In the latest Disney movie, Turning Red, the hero character, Mei Mei, is a good, disciplined daughter. Her ultimate goal is to be the good girl in her mother’s eyes by obeying her all the time and never disappointing her. In a way, every parent’s dream child? Or maybe not. The animated movie is about this teenage girl who finds the balance of discovering who she is and what she wants out of life while maintaining her parents’ love. It is also about the overprotective mother who learns how to let go and give her daughter the space needed to build her journey and path through life. Of course, like any teenager, by turning thirteen, Mei Mei wanted to be rebellious, get out of her mother’s control, and break all the rules until she found her way back and figured out how to have a win/win relationship with her mother.
The movie ends with these words by Mei Mei, “We all got an inner beast, we all got a messy, loud, weird part of ourselves hidden away, and a lot of us never let it out.” well, I say, get it out, but be responsible enough to control it and don’t let it control you.
While writing this, I went down Memory Lane visiting some of the hard times I gave my parents growing up, and while those memories put a smile on my face now, I feel bad for all the trouble I did, and I am grateful for how patient they were with me; God bless their hearts.
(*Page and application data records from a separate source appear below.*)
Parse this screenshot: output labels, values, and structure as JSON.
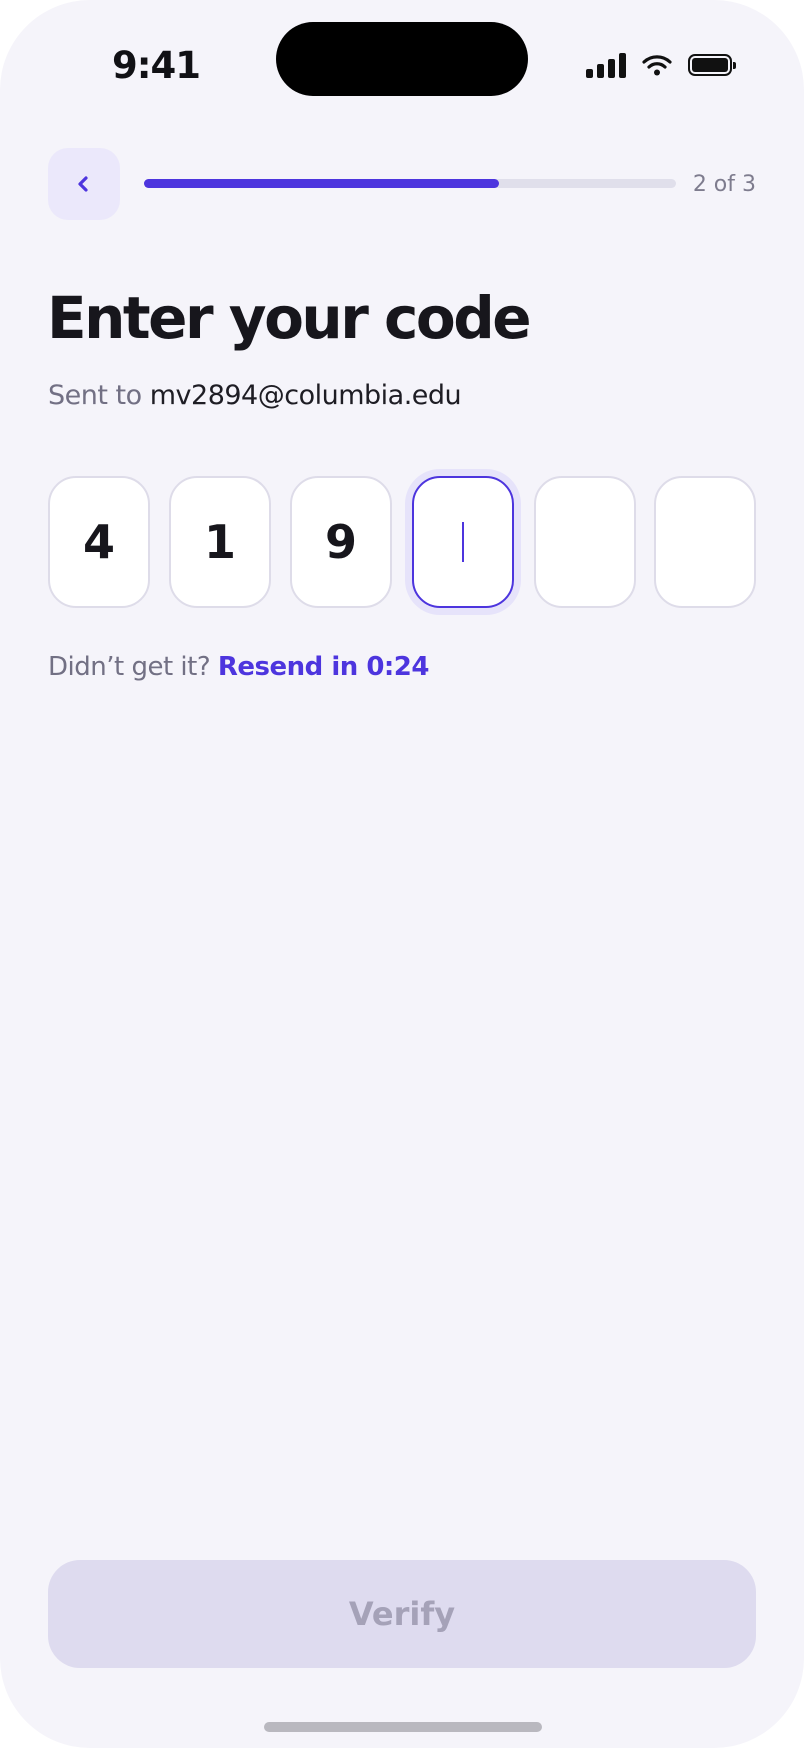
{
  "status_bar": {
    "time": "9:41"
  },
  "header": {
    "back_icon": "chevron-left-icon",
    "progress": 0.667,
    "step_label": "2 of 3"
  },
  "title": "Enter your code",
  "subtitle": {
    "prefix": "Sent to",
    "email": "mv2894@columbia.edu"
  },
  "code": {
    "digits": [
      "4",
      "1",
      "9",
      "",
      "",
      ""
    ],
    "active_index": 3
  },
  "resend": {
    "prompt": "Didn’t get it?",
    "link": "Resend in 0:24"
  },
  "verify_button": {
    "label": "Verify",
    "disabled": true
  },
  "colors": {
    "accent": "#4d35de",
    "background": "#f5f4fa"
  }
}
Mom & Dad, I love you endlessly.
When I was sixteen, I wanted to do something, and my dad offered to help me, but I insisted on doing it on my own without his guidance or even listening to his advice, thinking that I knew it all. Of course, after days wasted, I hit a brick wall, and I went back to him asking for help. He patiently helped me and taught me a valuable lesson: it is ok to ask for help when needed, and don’t think that asking for help undermines your abilities. On the contrary, always seek knowledge from others who have more experience. Our parents were once young kids, and they have been through much of what we are going through now. Don’t forget that.
Parenting is one of the most challenging jobs any person would have. It is 24/7 nonstop, no vacations, no time off, and you need to give it your best all the time. Don’t be overprotective, but don’t just leave them to do whatever they want all the time. Respect their privacy, but monitor who their friends are and what they look at on social media. Teach them to be self-dependent, but make sure they have everything they need in a good comfortable life. Pray they become successful in life and follow their dreams, but try to direct them into what fields they go in and what areas to avoid, and hope that this passion can put food on the table. In short, it’s a balancing act that you need to learn and master as a parent.
Not all of us are parents, but we are all sons and daughters for our own parents, living or deceased. All of us can gain the wisdom of a parent by being fully present and fully engaged with our parents as they age and complete life’s journey. They will require more care and attention from us, just like what they offered us when we were kids.
Only when you become a parent yourself will your appreciation for your parents elevate to a whole new level, and only then will you understand that all the things they have done that might have seemed tough at the time were just tough love for your own sake.
So, to all of us, sons and daughters, even if you are also a parent:-
- Learn to love your parents unconditionally as much as you can. That’s how they love you, no matter how good or bad you are.
- When you visit them, be mentally there and make every minute count, especially if you don’t live in the same city and only see them a few times a year. You never know when you will see them last.
- When in an argument, focus on making them feel respected and heard and not you being right.
- Pay attention to the little things that make them happy.
- Remember, no matter how old you are, you will always be their little kid.
- Never settle for a career, a college major, or even a life partner, just to please them. Make sure you voice out what you want out of life. You will be surprised at how rational they can be. The last thing you want is to do something just to please them, without really liking it, and it does not go well, and you resent them for it.
To all the parents out there:-
- Don’t try to make your kids a better version of you. Instead, support them to be better versions of themselves.
- Don’t lure them into the guilt trip to make them do what you want; instead, show them the way and use logic to convince them, then let them make their own choices.
- Don’t be overprotective. Let them face the world and learn from their own mistakes. You can watch from a distance if it makes you feel better.
- The quality time you spend with them is more valuable than any positions or gifts you get them.
- The creation of their childhood memories is in your hand. Make sure you help them create cherished ones to look back on when they get older.
- Never jeopardize their sense of safety and stability for anything else. Those two factors will shape their sense of self-esteem as they grow up.
It’s Mother’s Day season in our part of the world, March 21, so happy Mother’s Day to my amazing mother. I love you so much. And to all the super moms out there, all the power to you. We, men, don’t know how you do it, but it’s ok; we don’t need to know. We trust your multitasking abilities.
As Maher Zain says in his beautiful song to all mothers, Number One For Me, “Mom, I am all grown up now. It’s a brand-new day. I would like to put a smile on your face every day.”